00000000`02ffce68 00000000`67199841 0×0
00000000`02ffce70 00000000`67193188 DllA!DllUnregisterServer+0×8401

00000000`02ffd230 00000000`67194f93 DllA!DllUnregisterServer+0×1d48
00000000`02ffd350 000007ff`7ca9cae4 DllA!DllUnregisterServer+0×3b53
00000000`02ffd3f0 000007ff`7ca9d867 NETSHELL!GetPrimaryIPv6AddressForAdapter+0×64
00000000`02ffd720 000007ff`7ca1eb4f NETSHELL!CConnectionFolder::GetDetailsOf+0×62a
00000000`02ffdd20 000007ff`7f27f57f NETSHELL!CConnectionFolder::GetDetailsEx+0×21d
00000000`02ffe870 000007ff`7f27eea6 SHELL32!CNameSpaceItemUIProperty::GetPropertyDisplayValue+0xaf
00000000`02ffe910 000007ff`7f1e7bd4 SHELL32!CDetailsSectionInfoTask::RunInitRT+0×213
00000000`02fffc60 000007ff`7cec9c26 SHELL32!CRunnableTask::Run+0×52
00000000`02fffc90 000007ff`7ef773d8 BROWSEUI!CShellTaskScheduler_ThreadProc+0×1be
00000000`02fffd60 00000000`77eea78a SHLWAPI!ExecuteWorkItem+0×28
00000000`02fffd90 00000000`77eea99f ntdll!RtlpWorkerCallout+0×183
00000000`02fffec0 00000000`77eeac75 ntdll!RtlpExecuteWorkerRequest+0×63
00000000`02ffff00 00000000`77d6b6da ntdll!RtlpWorkerThread+0×71
00000000`02ffff80 00000000`00000000 kernel32!BaseThreadStart+0×3a

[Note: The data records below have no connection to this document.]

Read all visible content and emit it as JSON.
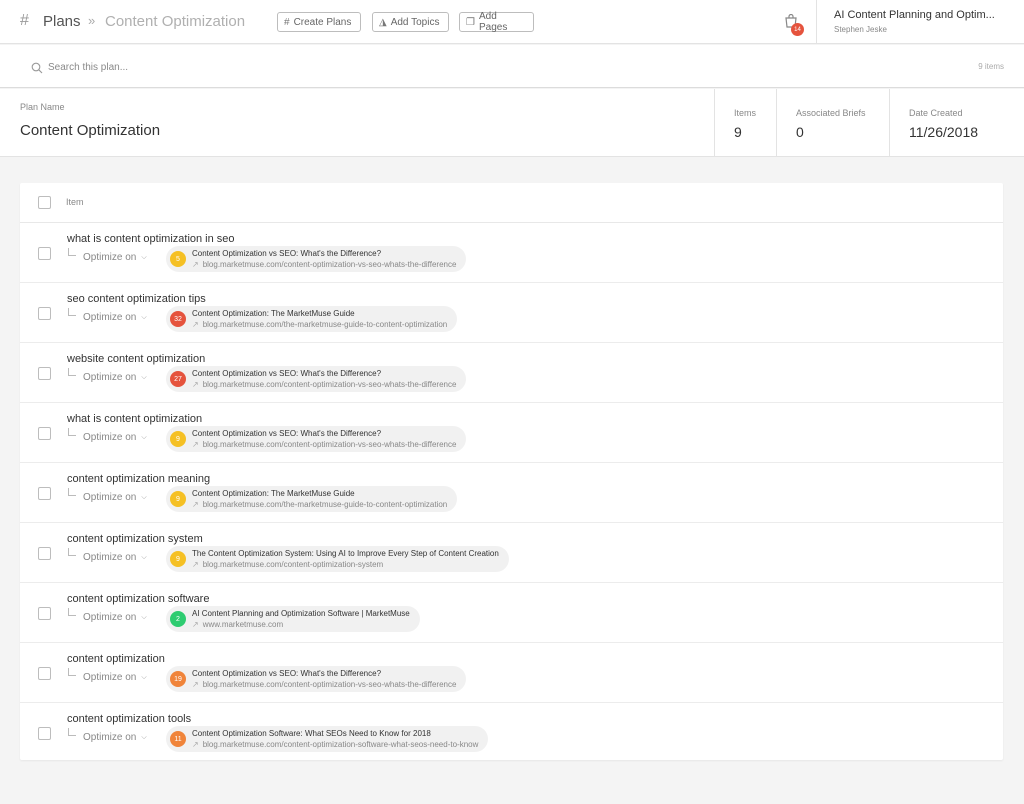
{
  "header": {
    "section": "Plans",
    "separator": "»",
    "current": "Content Optimization",
    "buttons": {
      "create_plans": "Create Plans",
      "add_topics": "Add Topics",
      "add_pages": "Add Pages"
    },
    "notification_count": "14",
    "account_title": "AI Content Planning and Optim...",
    "account_user": "Stephen Jeske"
  },
  "search": {
    "placeholder": "Search this plan...",
    "count": "9 items"
  },
  "summary": {
    "plan_name_label": "Plan Name",
    "plan_name": "Content Optimization",
    "items_label": "Items",
    "items_value": "9",
    "briefs_label": "Associated Briefs",
    "briefs_value": "0",
    "date_label": "Date Created",
    "date_value": "11/26/2018"
  },
  "table": {
    "header_label": "Item",
    "optimize_label": "Optimize on",
    "rows": [
      {
        "keyword": "what is content optimization in seo",
        "score": "5",
        "score_color": "#f5c024",
        "page_title": "Content Optimization vs SEO: What's the Difference?",
        "page_url": "blog.marketmuse.com/content-optimization-vs-seo-whats-the-difference"
      },
      {
        "keyword": "seo content optimization tips",
        "score": "32",
        "score_color": "#e5533d",
        "page_title": "Content Optimization: The MarketMuse Guide",
        "page_url": "blog.marketmuse.com/the-marketmuse-guide-to-content-optimization"
      },
      {
        "keyword": "website content optimization",
        "score": "27",
        "score_color": "#e5533d",
        "page_title": "Content Optimization vs SEO: What's the Difference?",
        "page_url": "blog.marketmuse.com/content-optimization-vs-seo-whats-the-difference"
      },
      {
        "keyword": "what is content optimization",
        "score": "9",
        "score_color": "#f5c024",
        "page_title": "Content Optimization vs SEO: What's the Difference?",
        "page_url": "blog.marketmuse.com/content-optimization-vs-seo-whats-the-difference"
      },
      {
        "keyword": "content optimization meaning",
        "score": "9",
        "score_color": "#f5c024",
        "page_title": "Content Optimization: The MarketMuse Guide",
        "page_url": "blog.marketmuse.com/the-marketmuse-guide-to-content-optimization"
      },
      {
        "keyword": "content optimization system",
        "score": "9",
        "score_color": "#f5c024",
        "page_title": "The Content Optimization System: Using AI to Improve Every Step of Content Creation",
        "page_url": "blog.marketmuse.com/content-optimization-system"
      },
      {
        "keyword": "content optimization software",
        "score": "2",
        "score_color": "#2ecc71",
        "page_title": "AI Content Planning and Optimization Software | MarketMuse",
        "page_url": "www.marketmuse.com"
      },
      {
        "keyword": "content optimization",
        "score": "19",
        "score_color": "#f0843a",
        "page_title": "Content Optimization vs SEO: What's the Difference?",
        "page_url": "blog.marketmuse.com/content-optimization-vs-seo-whats-the-difference"
      },
      {
        "keyword": "content optimization tools",
        "score": "11",
        "score_color": "#f0843a",
        "page_title": "Content Optimization Software: What SEOs Need to Know for 2018",
        "page_url": "blog.marketmuse.com/content-optimization-software-what-seos-need-to-know"
      }
    ]
  }
}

Checking disassembly we see that DllA module code dereferenced a NULL code pointer:

0:009> ub DllA!DllUnregisterServer+0×8401
00000000`67199824 0100            add     dword ptr [rax],eax
00000000`67199826 00488b          add     byte ptr [rax-75h],cl
00000000`67199829 cdff            int     0FFh
00000000`6719982b 1568ad0100      adc     eax,1AD68h
00000000`67199830 85c0            test    eax,eax
00000000`67199832 0f85d8000000    jne     DllA!DllUnregisterServer+0×84d0 (00000000`67199910)
00000000`67199838 488bcd          mov     rcx,rbp
00000000`6719983b ff1547ad0100    call    qword ptr [DllA!DllUnregisterServer+0×23148 (00000000`671b4588)]

0:009> dq 00000000`671b4588
00000000`671b4588  00000000`00000000 00000000`00000000
00000000`671b4598  000007ff`77317e40 00000000`00000000
00000000`671b45a8  00000000`00000000 00000000`00000000
00000000`671b45b8  00000000`00000000 00000000`00000000
00000000`671b45c8  00000000`00000000 00000000`00000000
00000000`671b45d8  000007ff`77310000 00000000`01b81240
00000000`671b45e8  00000000`00000001 00000000`020c09c0
00000000`671b45f8  00000000`00000001 00000001`00000001

- Dmitry Vostokov @ -